__Exercise inputs__:
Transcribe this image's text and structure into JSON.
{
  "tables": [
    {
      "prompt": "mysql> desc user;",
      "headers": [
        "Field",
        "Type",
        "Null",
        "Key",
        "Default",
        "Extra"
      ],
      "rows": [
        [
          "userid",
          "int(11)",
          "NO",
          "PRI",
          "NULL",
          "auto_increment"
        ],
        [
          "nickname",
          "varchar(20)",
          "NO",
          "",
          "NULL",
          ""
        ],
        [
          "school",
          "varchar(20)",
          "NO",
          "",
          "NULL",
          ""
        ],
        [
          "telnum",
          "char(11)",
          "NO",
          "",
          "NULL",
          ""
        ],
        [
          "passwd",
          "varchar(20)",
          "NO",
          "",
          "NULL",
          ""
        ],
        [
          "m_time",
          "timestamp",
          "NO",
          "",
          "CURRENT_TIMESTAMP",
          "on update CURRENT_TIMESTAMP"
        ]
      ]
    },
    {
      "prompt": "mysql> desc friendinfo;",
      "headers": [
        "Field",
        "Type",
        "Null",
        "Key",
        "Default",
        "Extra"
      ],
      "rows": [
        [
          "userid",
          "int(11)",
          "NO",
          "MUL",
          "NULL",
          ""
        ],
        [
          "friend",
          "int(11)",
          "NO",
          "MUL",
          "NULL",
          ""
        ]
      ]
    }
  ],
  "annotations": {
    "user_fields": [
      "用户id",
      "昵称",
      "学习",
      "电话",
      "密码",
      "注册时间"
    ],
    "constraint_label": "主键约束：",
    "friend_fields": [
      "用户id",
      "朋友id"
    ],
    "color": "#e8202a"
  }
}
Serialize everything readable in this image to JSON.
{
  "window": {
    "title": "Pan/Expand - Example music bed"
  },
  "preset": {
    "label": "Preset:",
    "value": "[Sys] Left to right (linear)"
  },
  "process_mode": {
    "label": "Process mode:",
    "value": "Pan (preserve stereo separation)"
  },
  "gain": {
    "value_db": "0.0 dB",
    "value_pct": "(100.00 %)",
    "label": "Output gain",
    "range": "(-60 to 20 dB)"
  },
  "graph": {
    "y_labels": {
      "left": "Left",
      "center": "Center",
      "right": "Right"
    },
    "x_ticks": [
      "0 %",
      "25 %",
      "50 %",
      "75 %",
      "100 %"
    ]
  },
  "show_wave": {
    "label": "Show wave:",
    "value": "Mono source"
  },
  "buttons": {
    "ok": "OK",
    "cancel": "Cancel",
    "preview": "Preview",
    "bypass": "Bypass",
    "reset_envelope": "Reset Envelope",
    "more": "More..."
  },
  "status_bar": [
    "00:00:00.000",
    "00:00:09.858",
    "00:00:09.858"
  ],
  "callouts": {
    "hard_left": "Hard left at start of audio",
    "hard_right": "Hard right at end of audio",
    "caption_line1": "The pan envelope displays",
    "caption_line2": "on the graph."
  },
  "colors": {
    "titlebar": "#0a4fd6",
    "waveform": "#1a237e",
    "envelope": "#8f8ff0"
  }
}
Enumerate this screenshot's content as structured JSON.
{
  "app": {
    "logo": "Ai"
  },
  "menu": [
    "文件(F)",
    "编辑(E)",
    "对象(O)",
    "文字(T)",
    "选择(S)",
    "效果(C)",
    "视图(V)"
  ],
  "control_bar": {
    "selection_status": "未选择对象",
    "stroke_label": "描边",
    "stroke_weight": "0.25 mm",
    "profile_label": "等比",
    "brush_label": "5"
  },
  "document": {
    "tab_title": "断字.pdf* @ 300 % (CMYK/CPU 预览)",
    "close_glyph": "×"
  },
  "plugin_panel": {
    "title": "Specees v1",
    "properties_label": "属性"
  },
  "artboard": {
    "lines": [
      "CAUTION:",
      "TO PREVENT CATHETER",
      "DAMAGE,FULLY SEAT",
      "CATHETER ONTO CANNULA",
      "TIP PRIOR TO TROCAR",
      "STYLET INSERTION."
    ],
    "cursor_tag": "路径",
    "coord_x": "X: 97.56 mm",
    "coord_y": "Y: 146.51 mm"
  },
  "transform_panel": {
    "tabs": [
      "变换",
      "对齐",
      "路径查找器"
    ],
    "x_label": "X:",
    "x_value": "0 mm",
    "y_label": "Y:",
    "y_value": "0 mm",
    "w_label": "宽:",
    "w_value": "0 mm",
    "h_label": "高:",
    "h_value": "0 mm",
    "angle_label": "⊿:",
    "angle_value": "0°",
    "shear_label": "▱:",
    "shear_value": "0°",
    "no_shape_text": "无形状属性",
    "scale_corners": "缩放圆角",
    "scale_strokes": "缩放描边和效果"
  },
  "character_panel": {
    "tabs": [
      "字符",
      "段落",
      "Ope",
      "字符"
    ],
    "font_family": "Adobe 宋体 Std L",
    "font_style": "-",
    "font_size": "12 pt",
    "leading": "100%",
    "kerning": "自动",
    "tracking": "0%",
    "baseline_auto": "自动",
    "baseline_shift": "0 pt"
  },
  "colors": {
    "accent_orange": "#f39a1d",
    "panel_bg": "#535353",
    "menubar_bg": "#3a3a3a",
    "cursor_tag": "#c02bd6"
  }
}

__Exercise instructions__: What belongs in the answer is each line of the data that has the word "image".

__Reply to the exercise__:
Transcribe this image's text and structure into JSON.
Serialize everything readable in this image to JSON.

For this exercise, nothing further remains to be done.